Here's a basic overview of bitvectors that I wrote several years back. It's pretty basic, but you might find it helpful: http://homepage.ntlworld.com/r.woolcock/...

19 Mar, 2008, Banner wrote in the 17th comment:

If I wanted to simply make them extended bitvectors, do I just change 'int language' to 'EXT_BV language' in struct race_type in mud.h?

That'd then allow mt to put the languages into an enumerated table, right? Is there anything else I need to do?

That'd then allow mt to put the languages into an enumerated table, right? Is there anything else I need to do?

19 Mar, 2008, David Haley wrote in the 18th comment:

You'd have to access them using the EXT_BV calls, too. I don't remember what exactly the functions (or macros) are, but you could find that by looking at one of the existing EXT_BV uses.

19 Mar, 2008, Kayle wrote in the 19th comment:

xIS_SET, xSET_BIT, xREMOVE_BIT, xCLEAR_BITS, and theres.. Um.. one other one that I can't remember.

19 Mar, 2008, kiasyn wrote in the 20th comment:

xTOGGLE_BIT

0.0/23

Votes:0Anyway, I wanted to extend races and languages so I could have more than 32, since bitvectors stop at 32. I tried putting them in a typedef enum table, and while it seemed to work for races, languages had several problems, such as not showing up on the LANGUAGES command, and mobs reporting that they were trying to speak a null language.

I think the problem originated somewhere around LANG_UNKNOWN.

Here's how it originally looks:

Here is how I had it:

I also commented out the define for LANG_UNKNOWN and tried putting it in the table:

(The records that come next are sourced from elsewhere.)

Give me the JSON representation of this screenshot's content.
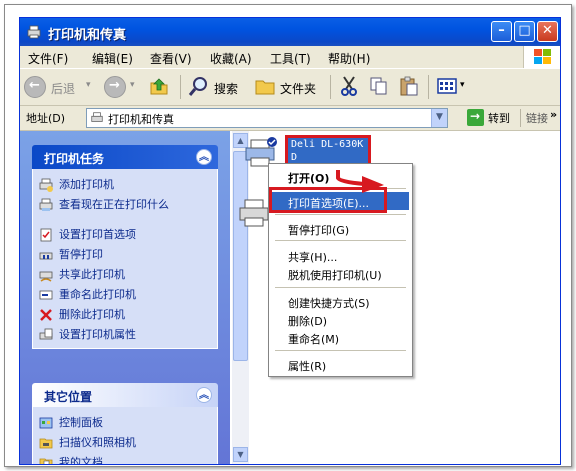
{
  "window": {
    "title": "打印机和传真"
  },
  "menubar": {
    "items": [
      "文件(F)",
      "编辑(E)",
      "查看(V)",
      "收藏(A)",
      "工具(T)",
      "帮助(H)"
    ]
  },
  "toolbar": {
    "back_label": "后退",
    "search_label": "搜索",
    "folders_label": "文件夹"
  },
  "address": {
    "label": "地址(D)",
    "value": "打印机和传真",
    "go_label": "转到",
    "links_label": "链接"
  },
  "tasks_panel": {
    "title": "打印机任务",
    "items": [
      "添加打印机",
      "查看现在正在打印什么",
      "设置打印首选项",
      "暂停打印",
      "共享此打印机",
      "重命名此打印机",
      "删除此打印机",
      "设置打印机属性"
    ]
  },
  "other_panel": {
    "title": "其它位置",
    "items": [
      "控制面板",
      "扫描仪和照相机",
      "我的文档"
    ]
  },
  "printer_item": {
    "name_line1": "Deli DL-630K",
    "name_line2": "D"
  },
  "context_menu": {
    "items": [
      {
        "label": "打开(O)",
        "bold": true
      },
      {
        "label": "打印首选项(E)...",
        "highlighted": true
      },
      {
        "label": "暂停打印(G)"
      },
      {
        "label": "共享(H)..."
      },
      {
        "label": "脱机使用打印机(U)"
      },
      {
        "label": "创建快捷方式(S)"
      },
      {
        "label": "删除(D)"
      },
      {
        "label": "重命名(M)"
      },
      {
        "label": "属性(R)"
      }
    ]
  },
  "colors": {
    "titlebar": "#0053e0",
    "highlight": "#316ac5",
    "annotation_red": "#d71920",
    "task_link": "#0c2a8c"
  }
}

That stopped most of the bug spam about null languages, although most mobs then spoke several languages, and one mob was still reporting a null language, and my ch->speaking and ch->speaks was negative. Anyway, my question is, is there any other way to easily extend the bitvectors so I can have virtually unlimited race and language creation abilitites, or a way to fix the languages to work in a typedef enum table? Thanks in advance.